“The centre does not hold.”
An everlasting river flows between opposites. Sir Roy Hodgson’s Fulham was all central with inverted wingers pressing play inward. Maarten Jol’s Fulham is all wing play and no centre. This may be a mistake, but insofar as he is a thinking man, perhaps it is no accident. Our fulcrum removed not once but twice since my last Fulham match attended in May, our once vaunted and ineluctable shape was not even a shadow of its former form. Instead, our play sought to start from the backs, and the burden to switch from defence to attack proved overwhelming. If for no other reason, the possession our central mids used to hold, shifted to the backs, and showed their mental vulnerabilities. This was a match that cried out for Danny Murphy.
“Things fall apart.”
I have a lot of time for West Ham United as a community based small business. I often arrive early at grounds and first experience them in this way as they awaken for trade. When one arrives at Upton Park particularly, there is a bustle and not a frisson. Down the grimy steps of the Hammersmith and City line, crossing the road past the Halal butcher and there lies Queens Road Market, a smaller but more diminutive Albert Square market stall. “There’s only 12 Billy Mitchells!” we Fulham sang to the East stand and they mostly laughed along with us at our stereotyping of their confederacy of geezers. One such, who did slightly resemble a character from Minder sold rolls loo rolls just outside the Boleyn Ground post match labeled “Arsenal toilet paper” and his enterprise “Ministryoftoiletroll.co.uk” (at £5/roll or 5for £20, he actually had some trade as I bypassed). Along Queens Road, the scent of diesel from the East London Bus terminal mixes with Chicken Balti pies and a very faint scent of something like mosquito repellent drapes the many market stalls and all shapes and sizes of people and things coloured light blue and dark red. From the many initiatives of West Ham United FC and the Bobby Moore Foundation in and around Newham and Barking, it seems a fair trade exchange to me. From the Sir Trevor Brooking stand, one sees the low slope of the Lea Valley’s hills in the horizon from the east corner of the Bobby Moore stand, beyond which, industrial Greater London fades into Essex and then, the sea. When this business does leave this place, a small bit of the Modern England I love will die.
“Let us now praise famous men..”
For supporters like me who did not watch the Fulham sides with Johnny Haynes, Bobby Robson, George Cohen and the other luminaries of the Trinder years, this has been an unbeatable era, the peaks of which would have seemed unattainable if not delusional when I began following the Fulham in earnest about ten years ago. The final home match of the season is appealing insofar as it is often played under balmy conditions preceded by riparian ales. I like it moreso because we acknowledge our players as young men with families who sacrifice that family life to provide us our entertainment and as a true "family club" it is right and just to thank them all for their contributions.

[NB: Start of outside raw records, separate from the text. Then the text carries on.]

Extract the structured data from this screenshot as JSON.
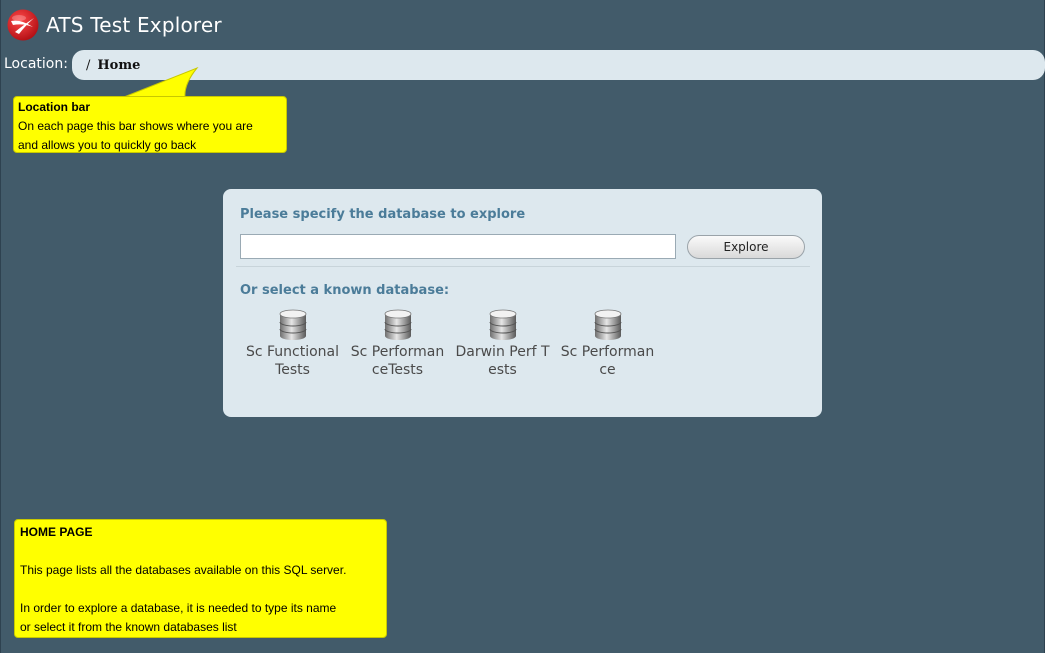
{
  "app": {
    "title": "ATS Test Explorer",
    "logo_icon": "ats-logo-icon"
  },
  "location": {
    "label": "Location:",
    "separator": "/",
    "current": "Home"
  },
  "explore": {
    "heading": "Please specify the database to explore",
    "input_value": "",
    "button_label": "Explore",
    "known_heading": "Or select a known database:",
    "databases": [
      {
        "label": "Sc Functional Tests",
        "icon": "database-icon"
      },
      {
        "label": "Sc PerformanceTests",
        "icon": "database-icon"
      },
      {
        "label": "Darwin Perf Tests",
        "icon": "database-icon"
      },
      {
        "label": "Sc Performance",
        "icon": "database-icon"
      }
    ]
  },
  "callouts": {
    "location_bar": {
      "title": "Location bar",
      "line1": "On each page this bar shows where you are",
      "line2": "and allows you to quickly go back"
    },
    "home_page": {
      "title": "HOME PAGE",
      "paragraph1": "This page lists all the databases available on this SQL server.",
      "paragraph2_line1": "In order to explore a database, it is needed to type its name",
      "paragraph2_line2": "or select it from the known databases list"
    }
  },
  "colors": {
    "background": "#425b6a",
    "panel": "#dde8ee",
    "heading": "#4b7c99",
    "callout": "#ffff00",
    "logo_red": "#d8171d"
  }
}
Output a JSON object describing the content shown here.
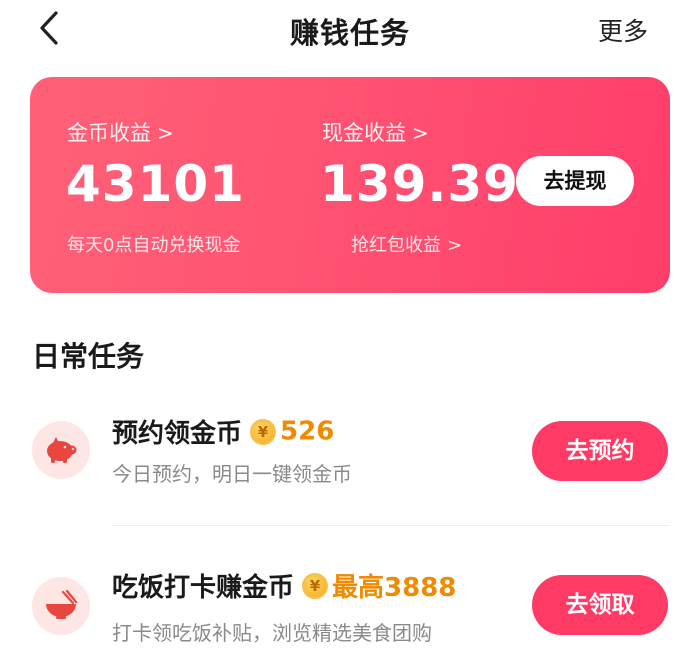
{
  "header": {
    "back_icon": "chevron-left-icon",
    "title": "赚钱任务",
    "more_label": "更多"
  },
  "earnings_card": {
    "gradient_colors": [
      "#ff6178",
      "#ff3d6a"
    ],
    "coins": {
      "label": "金币收益",
      "value": "43101",
      "subtitle": "每天0点自动兑换现金"
    },
    "cash": {
      "label": "现金收益",
      "value": "139.39",
      "subtitle": "抢红包收益"
    },
    "withdraw_button": "去提现"
  },
  "daily_tasks": {
    "section_title": "日常任务",
    "items": [
      {
        "icon": "piggy-bank-icon",
        "title": "预约领金币",
        "coin_symbol": "¥",
        "reward": "526",
        "description": "今日预约，明日一键领金币",
        "button": "去预约"
      },
      {
        "icon": "rice-bowl-icon",
        "title": "吃饭打卡赚金币",
        "coin_symbol": "¥",
        "reward": "最高3888",
        "description": "打卡领吃饭补贴，浏览精选美食团购",
        "button": "去领取"
      }
    ]
  },
  "colors": {
    "accent": "#ff3a64",
    "reward": "#f08a00",
    "icon_bg": "#fde6e4"
  }
}
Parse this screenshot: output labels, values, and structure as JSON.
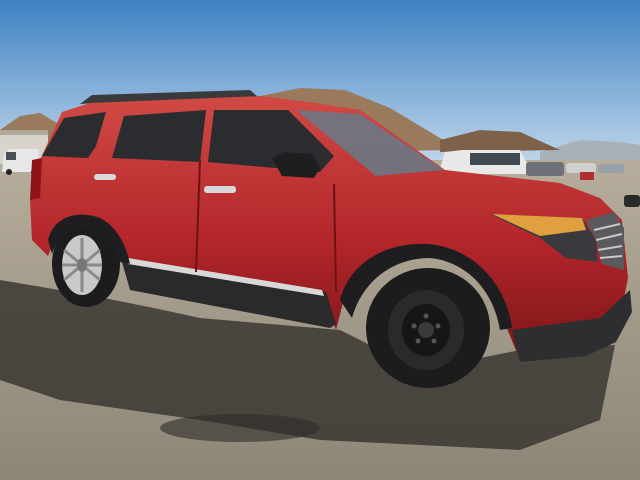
{
  "scene": {
    "subject": "car-photo",
    "colors": {
      "sky_top": "#3f82c4",
      "sky_horizon": "#c9dced",
      "hill": "#9a7a5c",
      "hill_dark": "#7e6149",
      "mountain_far": "#a9b0b8",
      "ground": "#b6ad9c",
      "ground_dark": "#8d8576",
      "shadow": "#3b3733",
      "car_body": "#b3262a",
      "car_body_light": "#d04a45",
      "car_body_dark": "#7a1518",
      "glass": "#2a2c30",
      "tire": "#1c1c1c",
      "steel_wheel": "#2a2a2a",
      "alloy_wheel": "#c9c9c9",
      "trim": "#d8d8d8",
      "headlight": "#e0a040",
      "van_white": "#e8e8e8"
    }
  }
}
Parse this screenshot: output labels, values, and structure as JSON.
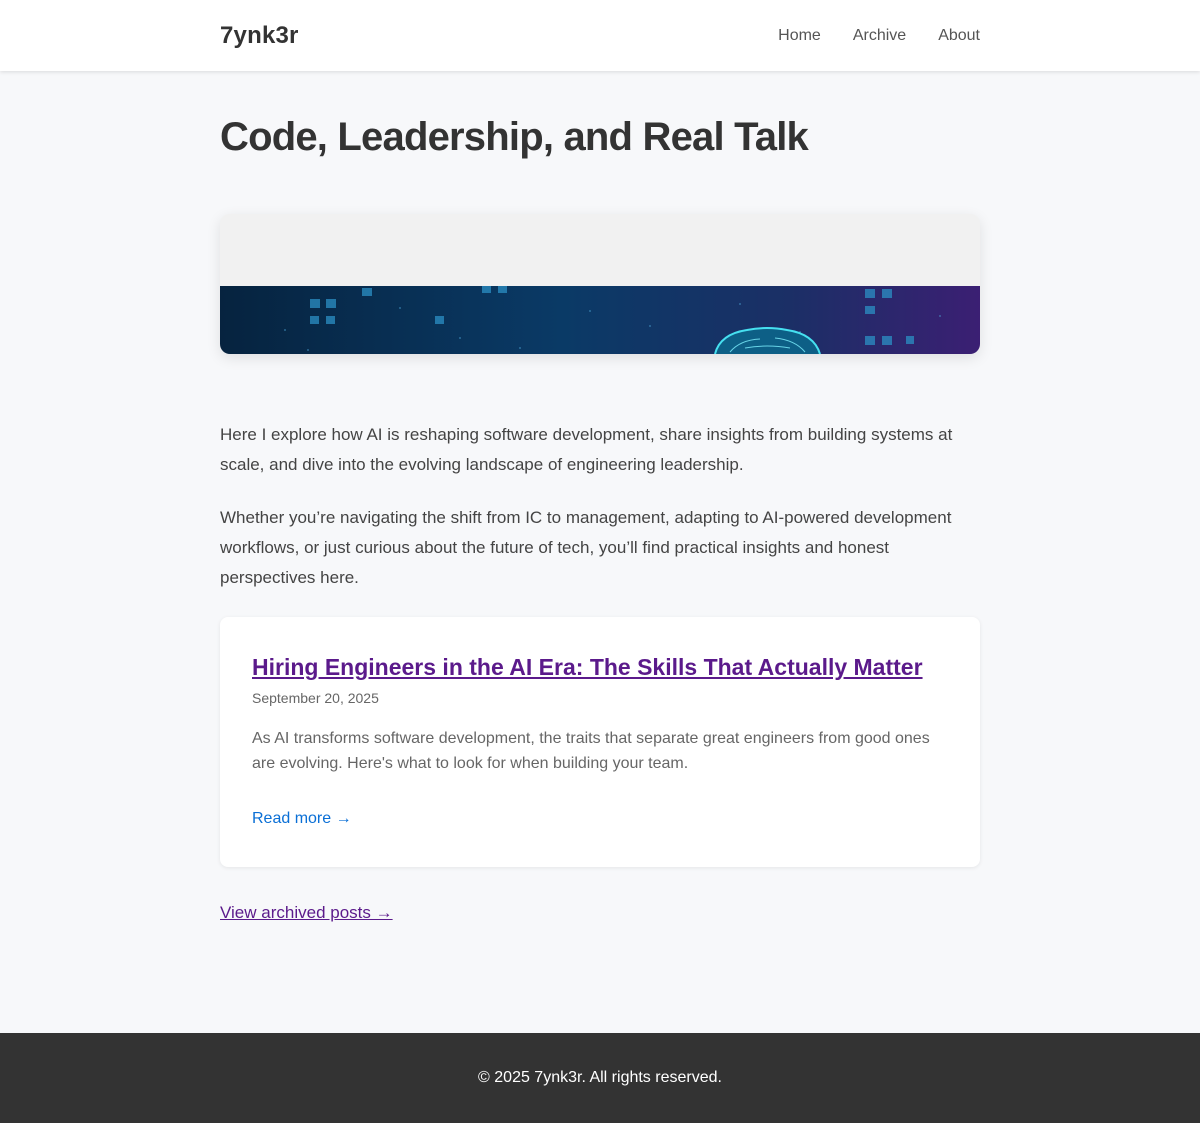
{
  "header": {
    "logo": "7ynk3r",
    "nav": [
      {
        "label": "Home"
      },
      {
        "label": "Archive"
      },
      {
        "label": "About"
      }
    ]
  },
  "main": {
    "title": "Code, Leadership, and Real Talk",
    "hero_image": "ai-brain-circuit-banner",
    "intro": [
      "Here I explore how AI is reshaping software development, share insights from building systems at scale, and dive into the evolving landscape of engineering leadership.",
      "Whether you’re navigating the shift from IC to management, adapting to AI-powered development workflows, or just curious about the future of tech, you’ll find practical insights and honest perspectives here."
    ],
    "posts": [
      {
        "title": "Hiring Engineers in the AI Era: The Skills That Actually Matter",
        "date": "September 20, 2025",
        "excerpt": "As AI transforms software development, the traits that separate great engineers from good ones are evolving. Here's what to look for when building your team.",
        "read_more": "Read more →"
      }
    ],
    "archive_link": "View archived posts →"
  },
  "footer": {
    "text": "© 2025 7ynk3r. All rights reserved."
  },
  "colors": {
    "background": "#f7f8fa",
    "link_visited": "#5b1a8b",
    "accent": "#0a6fd6",
    "footer_bg": "#333333"
  }
}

This season's last home match in particular represents a final time to pay of respects to this golden generation of Fulham players. Yes, I arrived this morning to thank Clint Dempsey, but also, to Simon Davies, the scorer of that sublime and impossible 75th minute goal on the 29th of April, 2010, shifting and shooting across his body, and then again in Hamburg in front of the Athletico end. I came to thank Dickson Etuhu, whose short series of square balls back to Murphy were exactly what we needed to stabilize midfield in the post "Wellard" era. I came to thank Chris Baird, the hero of centre midfield in two legs against Juventus, who saved our season 2010-11 season with his veteran leadership off the pitch after the Boxing day disaster and backed it up with two goals against dreaded Stoke, and for good measure, punched Wellard in the nose: Howzat! I came to thank Andy Johnson for his determination to battle back from recurring injuries and for that one glorious October afternoon when it all seemed worth it. The memories they have given us, like the dead, "will not grow old, as we grow old." They will forever be etched like the photo of the XI who faced Juventus. As Lord Lindsay said of his fellow British heroes of 1924 "we can close our eyes and remember those few young men with hope in our hearts and wings in our heels."